By Diya Khanna ’25, Layout by Hana Nagata ’24 for Fall 2021
The often overlooked yet fundamental aspect of inclusivity in references made to the Asian community has repeatedly come under scrutiny by those having South or West “Asian” roots. The adjective Asian, as defined by the Cambridge dictionary, refers to “belonging to or relating to Asia or its people.” This essentially means that anyone who belongs to or has roots in a nation that is geographically located in the Asian continent can be referred to as an Asian. While this idea of linking people to the region where they originally came from is apparent on paper, it is not as evident in practice. In recent years, the practice of designating a limited section of people to the ‘Asian’ umbrella has become a growing trend that has sparked controversy across the globe.
Other world regions compliment ethnic definitions the way they exist. In such regions, umbrella terms are used to refer to a particular ethnic group. For instance, the term African encompasses individuals from Kenya, Sudan, Ethiopia or Uganda alike as does the term European for people from Germany, France, Italy… This idea doesn’t, however, hold true for the Asian context. The only time when the exclusion of a certain group is considered to be justified is when a formal agreement between those nations gives the world a free pass to do so. In the case of Brexit, for instance, the exit of Britain from the present-day European Union directly implied that the British should simply and solely be referred to as the British and not as European. In the Asian context, no such agreement has ever taken place. Yet, the West has conjured its own image of Brexit in the context of Asia wherein the South and West Asian nations seem to have exited the larger Asian bubble.
Time and again, events spanning different socio-political contexts have pointed to the somewhat supreme nature that East Asian countries have acquired over time. Think about the times someone has mentioned the term ‘Asian’ in a dialogue. It won’t be long into the conversation before you realize that they were solely referring to individuals from China or South Korea or any other East Asian nation. In such cases, it is not uncommon nor is it unjustified to find people from other countries that happen to be in the Asian continent feeling left out. Many have also voiced their concerns on the issue and questioned the reasoning behind the use of such terms in a narrow sense.

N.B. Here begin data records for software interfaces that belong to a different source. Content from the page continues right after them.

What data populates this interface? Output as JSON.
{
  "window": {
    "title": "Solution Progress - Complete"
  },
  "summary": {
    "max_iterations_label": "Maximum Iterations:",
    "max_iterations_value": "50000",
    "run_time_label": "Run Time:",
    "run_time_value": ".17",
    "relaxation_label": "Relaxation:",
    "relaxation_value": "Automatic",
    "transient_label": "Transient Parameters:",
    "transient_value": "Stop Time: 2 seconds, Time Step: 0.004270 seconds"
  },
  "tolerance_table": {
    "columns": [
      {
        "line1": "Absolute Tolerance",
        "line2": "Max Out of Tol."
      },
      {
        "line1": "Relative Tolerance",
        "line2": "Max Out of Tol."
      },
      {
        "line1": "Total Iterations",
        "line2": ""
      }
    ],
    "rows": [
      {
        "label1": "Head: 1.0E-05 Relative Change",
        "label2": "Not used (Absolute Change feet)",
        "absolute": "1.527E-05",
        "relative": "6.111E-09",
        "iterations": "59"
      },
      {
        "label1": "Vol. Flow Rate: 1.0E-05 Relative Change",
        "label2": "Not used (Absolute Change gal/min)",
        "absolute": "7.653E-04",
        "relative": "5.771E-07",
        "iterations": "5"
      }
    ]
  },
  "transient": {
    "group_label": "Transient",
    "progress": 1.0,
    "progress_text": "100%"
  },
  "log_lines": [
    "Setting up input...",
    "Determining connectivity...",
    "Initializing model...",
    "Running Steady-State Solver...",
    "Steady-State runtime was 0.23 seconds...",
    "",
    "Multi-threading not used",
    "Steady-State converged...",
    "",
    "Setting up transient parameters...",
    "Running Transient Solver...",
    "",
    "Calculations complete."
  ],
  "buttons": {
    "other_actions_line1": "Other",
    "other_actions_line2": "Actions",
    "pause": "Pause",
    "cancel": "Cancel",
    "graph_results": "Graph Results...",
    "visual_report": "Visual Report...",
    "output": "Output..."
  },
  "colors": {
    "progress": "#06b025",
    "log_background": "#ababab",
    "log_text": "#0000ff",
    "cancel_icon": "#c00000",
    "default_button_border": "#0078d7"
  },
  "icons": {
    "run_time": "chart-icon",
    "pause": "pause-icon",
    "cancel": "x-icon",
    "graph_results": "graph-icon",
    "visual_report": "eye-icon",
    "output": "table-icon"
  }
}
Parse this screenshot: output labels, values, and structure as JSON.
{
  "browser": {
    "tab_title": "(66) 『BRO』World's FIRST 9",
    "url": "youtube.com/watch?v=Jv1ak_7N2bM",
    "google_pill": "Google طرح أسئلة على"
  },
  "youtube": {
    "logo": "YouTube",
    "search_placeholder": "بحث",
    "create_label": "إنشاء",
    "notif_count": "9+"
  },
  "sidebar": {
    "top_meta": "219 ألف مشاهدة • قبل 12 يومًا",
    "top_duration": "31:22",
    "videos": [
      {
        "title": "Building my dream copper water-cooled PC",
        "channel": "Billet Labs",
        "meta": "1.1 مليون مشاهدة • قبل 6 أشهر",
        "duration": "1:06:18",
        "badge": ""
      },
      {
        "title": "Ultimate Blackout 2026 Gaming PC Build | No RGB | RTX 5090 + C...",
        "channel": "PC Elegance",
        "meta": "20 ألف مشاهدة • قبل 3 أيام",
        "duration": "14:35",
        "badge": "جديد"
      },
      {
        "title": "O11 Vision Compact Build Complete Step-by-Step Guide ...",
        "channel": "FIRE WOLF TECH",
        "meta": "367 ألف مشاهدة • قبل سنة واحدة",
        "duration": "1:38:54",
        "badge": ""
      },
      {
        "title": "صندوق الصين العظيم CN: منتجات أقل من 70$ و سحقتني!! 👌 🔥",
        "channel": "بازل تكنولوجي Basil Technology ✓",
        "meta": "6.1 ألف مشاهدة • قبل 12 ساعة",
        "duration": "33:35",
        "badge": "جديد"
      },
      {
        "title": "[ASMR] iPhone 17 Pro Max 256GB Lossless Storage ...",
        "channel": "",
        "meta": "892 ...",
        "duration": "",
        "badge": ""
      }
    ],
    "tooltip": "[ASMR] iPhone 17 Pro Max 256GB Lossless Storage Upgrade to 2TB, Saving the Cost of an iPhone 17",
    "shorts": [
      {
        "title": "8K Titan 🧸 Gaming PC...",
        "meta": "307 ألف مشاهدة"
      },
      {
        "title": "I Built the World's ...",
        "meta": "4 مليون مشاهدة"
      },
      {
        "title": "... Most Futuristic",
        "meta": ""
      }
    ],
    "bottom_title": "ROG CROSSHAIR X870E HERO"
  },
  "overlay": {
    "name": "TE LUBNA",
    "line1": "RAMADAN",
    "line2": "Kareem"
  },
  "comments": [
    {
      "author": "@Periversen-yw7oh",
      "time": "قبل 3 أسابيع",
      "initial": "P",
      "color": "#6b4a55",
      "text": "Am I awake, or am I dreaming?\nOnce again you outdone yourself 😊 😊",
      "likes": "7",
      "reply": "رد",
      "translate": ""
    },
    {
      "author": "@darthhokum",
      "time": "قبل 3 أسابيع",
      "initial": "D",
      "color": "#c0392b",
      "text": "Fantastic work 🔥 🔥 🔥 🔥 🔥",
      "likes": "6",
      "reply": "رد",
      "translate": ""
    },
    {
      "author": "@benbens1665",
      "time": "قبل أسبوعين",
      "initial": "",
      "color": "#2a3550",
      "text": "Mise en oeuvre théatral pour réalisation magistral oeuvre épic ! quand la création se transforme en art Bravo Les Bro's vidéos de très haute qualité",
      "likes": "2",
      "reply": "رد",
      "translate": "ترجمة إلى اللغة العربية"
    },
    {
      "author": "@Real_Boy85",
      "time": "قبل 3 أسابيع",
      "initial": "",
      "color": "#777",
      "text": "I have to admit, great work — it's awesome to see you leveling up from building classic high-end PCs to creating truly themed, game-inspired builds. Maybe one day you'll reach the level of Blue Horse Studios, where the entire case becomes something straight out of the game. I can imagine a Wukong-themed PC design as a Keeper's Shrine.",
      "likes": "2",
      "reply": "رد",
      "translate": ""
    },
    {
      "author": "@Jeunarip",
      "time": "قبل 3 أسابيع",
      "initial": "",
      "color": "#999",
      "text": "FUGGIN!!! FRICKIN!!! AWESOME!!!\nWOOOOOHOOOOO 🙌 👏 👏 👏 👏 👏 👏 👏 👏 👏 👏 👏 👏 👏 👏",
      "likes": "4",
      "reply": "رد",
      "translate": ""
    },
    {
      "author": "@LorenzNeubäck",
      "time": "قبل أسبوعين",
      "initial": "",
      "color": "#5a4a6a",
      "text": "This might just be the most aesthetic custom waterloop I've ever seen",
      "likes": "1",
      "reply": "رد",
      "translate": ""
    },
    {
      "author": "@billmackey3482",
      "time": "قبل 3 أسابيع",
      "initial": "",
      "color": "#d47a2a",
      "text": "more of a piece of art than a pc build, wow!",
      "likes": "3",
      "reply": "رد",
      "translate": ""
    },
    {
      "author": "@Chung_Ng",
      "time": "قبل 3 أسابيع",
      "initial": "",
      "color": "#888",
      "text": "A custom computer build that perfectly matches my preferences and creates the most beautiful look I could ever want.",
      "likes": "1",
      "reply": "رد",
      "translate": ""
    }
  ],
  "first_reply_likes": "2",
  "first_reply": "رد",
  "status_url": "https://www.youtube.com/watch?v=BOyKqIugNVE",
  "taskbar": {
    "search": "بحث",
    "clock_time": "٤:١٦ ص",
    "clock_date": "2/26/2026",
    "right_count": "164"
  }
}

The sense of isolation that develops from this practice is perpetuated through the West’s continued use of ethnic terminology to refer to a restricted group of people on an everyday basis. In the United States, everything from a university application form to employment documents of various firms are likely to contain a category asking one for their racial/ethnic background. More often than not, Asian, South Asian, and West Asian are contained as separate options while East Asians are mentioned simply as “Asians.” The same applies to the term “Asian American” which supposedly only refers to the East Asian faction despite Chinese Americans (East Asian group) making up 5 million of the US population and Indians (South Asian group) constituting a close 4.3 million. Why are East Asians considered the default Asians? What is required of other Asian nations to actually qualify as “Asian”? These are simply few of the questions that this complex and discriminatory practice gives rise to.
“What is required of other Asian nations to actually qualify as ‘Asian’?”
After the onset of the novel coronavirus pandemic in March 2020, the term “anti-Asian hate” was probably one of the most common to be seen around. It would be displayed in bold letters across headlines of well-known newspapers from The New York Times to The Washington Post. These examples go on to show the alarming extent to which the use of such exclusionary terms has been normalized in the 21st century. Following incidents such as the Atlanta spa shootings, hundreds of thousands rallied to demonstrate their disgust at the rise in racism against “Asians” across the States. Yet, not half as many individuals rallied when individuals of South Asian descent were killed at a FedEx facility located in Indianapolis. This has had and continues to have some obvious yet serious implications. It compels those from nations such as Pakistan and Nepal to question their positions relative to the term Asian.
This can also take an alternative form where stereotypes targeting “Asians” are
translated into narrow ideas being upheld solely surrounding the lives of East Asians. On giving it a second thought, one would come to realize how the stereotype of “Asians being good at math” or “Asians being shy and submissive” are, in fact, targeting those belonging to the handful of East Asian nations.
Such exclusionary terminology does not merely push aside certain aspects of nations spread across other parts of Asia but also leads to the direct erasure of several cultures and all that they have to offer. Today, the meaning behind the term “Asian” and what it entails continues to remain a puzzle with a plethora of definitions that vary across space. This trend is only projected to increase in the coming years.